According to its Chief Executive Officer, Suleiman Koney, the high taxes on the equipment have become a disincentive to the private sector, hence the inability of many to transition to the use of green energy.
He was speaking to Joy Business after inaugurating about 84 kilowatts Solar PV system for the office of the chamber.
“You may be aware that the government of Ghana is fully aligned on the global initiative to transition to clean and sustainable energy. However, the ecosystem that is required to encourage households and firms to invest in clean energy is still in an inchoate stage”.
“While the government has exempted imported solar panels from VAT [Value Added Tax] and other levies, the payments for a completed project are still subject to these statutory taxes and levies. Further, the absence of a net metering system implies that a consumer would be subsidising the operational cost of ECG anytime the solar plant feeds its excess generation beyond its demand into the national grid,” he added.

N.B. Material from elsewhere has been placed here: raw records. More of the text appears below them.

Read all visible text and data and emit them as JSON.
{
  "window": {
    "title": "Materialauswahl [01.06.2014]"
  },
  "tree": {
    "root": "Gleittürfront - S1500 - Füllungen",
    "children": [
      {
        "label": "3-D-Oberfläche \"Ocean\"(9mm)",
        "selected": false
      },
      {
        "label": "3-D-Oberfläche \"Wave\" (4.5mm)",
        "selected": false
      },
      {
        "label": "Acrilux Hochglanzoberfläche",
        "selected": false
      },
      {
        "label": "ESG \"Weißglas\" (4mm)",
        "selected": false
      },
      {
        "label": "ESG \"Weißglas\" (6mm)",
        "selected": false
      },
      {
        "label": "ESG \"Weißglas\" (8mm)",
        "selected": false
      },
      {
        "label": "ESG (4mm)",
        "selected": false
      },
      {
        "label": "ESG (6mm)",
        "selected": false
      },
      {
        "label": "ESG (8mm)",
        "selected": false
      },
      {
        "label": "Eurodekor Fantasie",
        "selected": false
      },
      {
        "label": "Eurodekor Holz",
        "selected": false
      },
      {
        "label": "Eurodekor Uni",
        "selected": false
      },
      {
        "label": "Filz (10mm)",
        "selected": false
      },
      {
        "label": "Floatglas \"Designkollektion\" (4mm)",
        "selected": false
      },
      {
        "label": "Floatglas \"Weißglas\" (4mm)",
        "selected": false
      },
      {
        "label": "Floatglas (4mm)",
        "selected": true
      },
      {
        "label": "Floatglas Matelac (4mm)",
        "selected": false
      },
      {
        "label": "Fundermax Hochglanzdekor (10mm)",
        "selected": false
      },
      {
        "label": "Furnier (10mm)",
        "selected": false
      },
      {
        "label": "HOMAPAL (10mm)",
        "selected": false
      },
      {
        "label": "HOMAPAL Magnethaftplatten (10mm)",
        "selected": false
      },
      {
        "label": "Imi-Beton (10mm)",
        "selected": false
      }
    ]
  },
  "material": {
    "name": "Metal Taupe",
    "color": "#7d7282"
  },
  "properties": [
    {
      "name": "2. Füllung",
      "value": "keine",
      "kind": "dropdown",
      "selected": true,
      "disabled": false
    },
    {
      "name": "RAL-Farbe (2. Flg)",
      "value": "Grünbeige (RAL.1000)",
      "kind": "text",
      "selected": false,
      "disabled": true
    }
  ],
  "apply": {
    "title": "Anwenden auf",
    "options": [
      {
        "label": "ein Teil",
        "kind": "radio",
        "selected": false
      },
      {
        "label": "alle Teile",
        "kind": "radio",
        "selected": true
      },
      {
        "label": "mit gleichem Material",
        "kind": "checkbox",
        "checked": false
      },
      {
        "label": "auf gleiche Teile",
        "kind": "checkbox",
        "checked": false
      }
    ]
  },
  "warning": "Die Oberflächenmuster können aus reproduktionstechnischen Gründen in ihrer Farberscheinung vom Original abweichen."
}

The PV system that was designed to meet the secretariat’s electricity requirements has an installed capacity of 84kWp and was constructed at a total cost of $122,316.35.
The CEO said, nearly 11% of the contract cost represents statutory taxes and levies, which is a disincentive to the government’s energy transition agenda. At peak conditions, the system has the capacity to generate 111,000 kWh, and its use has reduced the chamber’s consumption of electricity from the national grid by nearly 75%.
The payback period for the project is estimated to be under eight years based on a set of assumptions on the exchange rate and electricity tariff. The infrastructure has a warranty period of 10 years and a performance period of 25 years.